So a condition of molten Iron consist also as a condition of another element in a solid form, like Iron VIII molten happens simply to be another element in a solid hard frozen form….
So which is which when considering terminology! And the science of the molten Iron core of Earth!
Iron can not be actually considered as Iron VIII or X, unless it is considered as another element, in a different energy balance, not in a molten form….what so ever…
I know this makes no much sense…:) but hey what actually does!
The terminology problem in the case of this strange “water” does not really apply to Iron….
Iron is an element, any elevation from that stage means another element form.
No much chance there of a Iron molten sphere at the center of our Earth….
Start considering the contradictory terminology of this “strange water VIII”,,,, it does not really apply to Iron, as Iron happens to be an element…..and that is where such new evidence points out even strongly that there could not be an molten Iron core at the Earth center….
Really sorry if this being so confusing….

Curious George

It will get clear when you distinguish between Ice and Iron.


In the periodic table of elements there is no Ice or even H2O…..therefor technically in terminology you end up with water VII which in “normal” is Ice, hard solid state, water VII not liquid. problematic terminology.
Iron liquid can not be in a stable normal mode, huge huge energy to maintain it in that state of liquid, and if considering pressure involved in such as, you end up with something like “Iron VII”, solid state “Iron”, which actually will happen to be another element higher in the periodic table of elements, normalized but not Iron anymore.
Iron is an element, no molecular structure…
A condition that confuses the terminology with substances, is not that problematic with elements


I’ll quibble here… at those temperatures and pressures, water does not exist as a “liquid” it is a supercritical fluid.

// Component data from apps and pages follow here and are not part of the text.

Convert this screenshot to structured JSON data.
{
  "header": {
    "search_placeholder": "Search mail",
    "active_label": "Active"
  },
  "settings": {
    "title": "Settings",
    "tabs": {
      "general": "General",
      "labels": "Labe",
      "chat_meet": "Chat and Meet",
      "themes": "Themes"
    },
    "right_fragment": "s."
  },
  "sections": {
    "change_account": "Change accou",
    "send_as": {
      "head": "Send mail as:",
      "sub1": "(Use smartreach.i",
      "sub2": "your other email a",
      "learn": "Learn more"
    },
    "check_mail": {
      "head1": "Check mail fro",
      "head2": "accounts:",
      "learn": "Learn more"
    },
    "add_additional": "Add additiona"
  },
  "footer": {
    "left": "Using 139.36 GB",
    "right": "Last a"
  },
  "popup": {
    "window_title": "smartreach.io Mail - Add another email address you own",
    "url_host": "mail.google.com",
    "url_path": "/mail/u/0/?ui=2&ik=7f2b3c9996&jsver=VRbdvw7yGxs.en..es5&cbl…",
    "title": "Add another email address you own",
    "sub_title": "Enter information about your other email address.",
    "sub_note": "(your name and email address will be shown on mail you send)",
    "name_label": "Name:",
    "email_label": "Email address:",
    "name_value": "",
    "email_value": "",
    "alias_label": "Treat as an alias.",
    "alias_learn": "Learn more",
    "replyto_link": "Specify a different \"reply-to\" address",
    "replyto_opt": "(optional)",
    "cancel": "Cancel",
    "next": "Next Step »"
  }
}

1000 F is only 537 C that’s very low for mantle temperatures.


Next up they realize that oil is abiotic. Can’t wait for that! Oil futures dive.

….on that same day all the fountains of the great deep burst open…..
Genesis 7:11


This creates many questions in my mind.
Just what happens to water as it is subducted into the core along with the subduction of the tectonic plates? Seems to me that just like you can make Dry CO2 Ice you could be making “Dry H2O Ice.” Does water act like CO2 and turn into the equivalent of Dry Ice when cold enough and under enough pressure? Dry Ice can also be made by taking the liquid CO2 and rapidly lowering the pressure, causing further cooling and then resulting in solid Dry Ice. Surely this can also happen to water in space. Which one of the 17 (+) phases of H2O Ice would be created this way. Which of the many phases of H2) Ice are on many, some, any of the comets in space?

David Middleton:
What spreads the sea floors and moves the continents? : Courage.
What melts iron in the outer core and enables the Earth’s magnetic field?: Courage.

David Middleton:
What spreads the sea floors and moves the continents? : Courage.
What melts iron in the outer core and enables the Earth’s magnetic field?: Courage.


Sounds like you got something to say, yet you never got around to it.

Didn’t think that our non-US friends might not be familiar with that setup. I was (weakly) parodying “The Wizard of Oz”:


When I hear that there can be some kind of special ice in uranus I’m like
Sorry for the stupidity level, I read too much about transgendrism lately

michael hart

“The transition zone [where the diamonds were formed] is a region where the stable minerals have high water storage capacity. The inclusions suggest that local aqueous pockets form at the transition zone boundary owing to the release of chemically bound water as rock cycles in and out of this region.

I was going to say something similar, but then found that the article had already said it. It makes the discovery, correctly, appear rather more prosaic than headlines. And they were looking for such things there, because they expected to find them there.